Doctor of Philosophy (PhD)
First Committee Member
Susan P. Miller
Number of Pages
Over the past two decades an increased number of paraeducators have been hired to work with special education teachers (French & Pickett, 1997, Stanovich, 1996). There has been a concurrent shift in paraeducator responsibilities. Instead of primarily providing clerical support, paraeducators are now expected to provide instructional support to the most challenging students in the system (i.e., those with disabilities) (Giangreco, Broer, Edelman, 1999). Numerous researchers, educators, and members of professional organizations have noted concerns about the training and/or lack thereof for paraeducators (French & Pickett, 1997). Debate exists regarding whether or not paraeducators possess adequate training and skills to successfully complete the jobs they are assigned to perform; The purpose of this study was to investigate special education teachers, and special education paraeducators' perceptions related to paraeducator training needs within the Clark County School District. Researcher constructed surveys (i.e., Paraeducator Training Questionnaire for Paraeducators and Paraeducator Training Questionnaire for Teachers) were pilot tested, revised, and then disseminated to 1802 teacher-paraeducator pairs. After two mailings, a total of 589 teachers returned the surveys and a total of 383 paraeducators returned their surveys. This represents a 53.9% return rate. Respondents were asked to indicate need for paraeducator training related to the Council for Exceptional Children Standards for Paraeducators. The three standards that received the highest number of paraeducators indicating a need for training were: (1) use strategies, equipment, materials, and technologies, as directed, to accomplish instructional objectives (160/241, 41.6%), (2) use strategies for managing behavior as directed (154/242,40%), and (3) use strategies as directed to facilitate effective integration into various settings (151/243, 39.2%). The three standards that received the highest number of teachers indicating a need for their paraeducator to receive training were: (1) use strategies for managing behavior as directed, (2) use strategies, equipment, materials, and technologies, as directed, to accomplish instructional objectives, and (3) assist in adapting instructional strategies and materials as directed; Results obtained using the Non-Parametric Crosstabs statistical procedure and a 0.05 confidence level revealed that paraeducators and teachers differ in their perceptions related to paraeducator training needs based on program area (i.e., self contained, resource). Finally, results obtained using Non-Parametric Crosstabs statistical procedure with 0.05 confidence level revealed that paraeducators and teachers differ in their perceptions related to paraeducator responsibilities based on program area.

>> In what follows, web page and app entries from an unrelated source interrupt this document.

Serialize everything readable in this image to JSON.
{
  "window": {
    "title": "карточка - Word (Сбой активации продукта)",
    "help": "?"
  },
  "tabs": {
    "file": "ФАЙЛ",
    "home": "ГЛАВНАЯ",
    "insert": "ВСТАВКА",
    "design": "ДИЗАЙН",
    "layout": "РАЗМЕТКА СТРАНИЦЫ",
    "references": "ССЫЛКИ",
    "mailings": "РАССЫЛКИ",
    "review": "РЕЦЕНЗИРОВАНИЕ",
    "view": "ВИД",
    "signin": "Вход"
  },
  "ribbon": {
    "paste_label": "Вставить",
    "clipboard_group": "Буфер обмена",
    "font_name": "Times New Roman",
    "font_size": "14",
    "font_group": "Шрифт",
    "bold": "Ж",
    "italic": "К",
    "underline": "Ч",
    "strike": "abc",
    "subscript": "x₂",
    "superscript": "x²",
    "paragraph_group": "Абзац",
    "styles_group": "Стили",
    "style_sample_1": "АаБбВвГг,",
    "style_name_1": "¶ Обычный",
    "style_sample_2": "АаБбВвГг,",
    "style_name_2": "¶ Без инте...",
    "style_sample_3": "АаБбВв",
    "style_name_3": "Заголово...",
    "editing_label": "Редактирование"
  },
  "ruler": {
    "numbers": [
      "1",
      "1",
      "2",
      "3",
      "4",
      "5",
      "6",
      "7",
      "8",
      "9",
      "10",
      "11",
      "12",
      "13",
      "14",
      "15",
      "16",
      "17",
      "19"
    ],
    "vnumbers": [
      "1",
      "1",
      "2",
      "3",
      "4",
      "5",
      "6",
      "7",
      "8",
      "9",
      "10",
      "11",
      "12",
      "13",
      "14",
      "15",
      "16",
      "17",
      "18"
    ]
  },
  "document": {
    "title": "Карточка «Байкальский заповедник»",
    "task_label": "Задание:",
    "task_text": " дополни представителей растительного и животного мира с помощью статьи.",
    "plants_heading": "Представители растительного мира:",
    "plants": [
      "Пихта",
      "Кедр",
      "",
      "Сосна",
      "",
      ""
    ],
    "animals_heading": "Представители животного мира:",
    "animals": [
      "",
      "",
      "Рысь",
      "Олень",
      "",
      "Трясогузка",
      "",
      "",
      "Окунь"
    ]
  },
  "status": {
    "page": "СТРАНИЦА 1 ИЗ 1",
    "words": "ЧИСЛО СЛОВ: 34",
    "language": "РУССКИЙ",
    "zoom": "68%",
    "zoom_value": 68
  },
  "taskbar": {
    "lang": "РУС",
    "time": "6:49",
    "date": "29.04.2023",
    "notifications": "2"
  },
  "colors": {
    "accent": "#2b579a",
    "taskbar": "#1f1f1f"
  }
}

Current; Instructional Support; Investigation; Needs; Paraeducator; Practices; Training
Special education; Teachers--Training of
University of Nevada, Las Vegas
Saffle, Brian D, "Paraeducator training: An investigation of current practice and related needs" (2005). UNLV Retrospective Theses & Dissertations. 2644.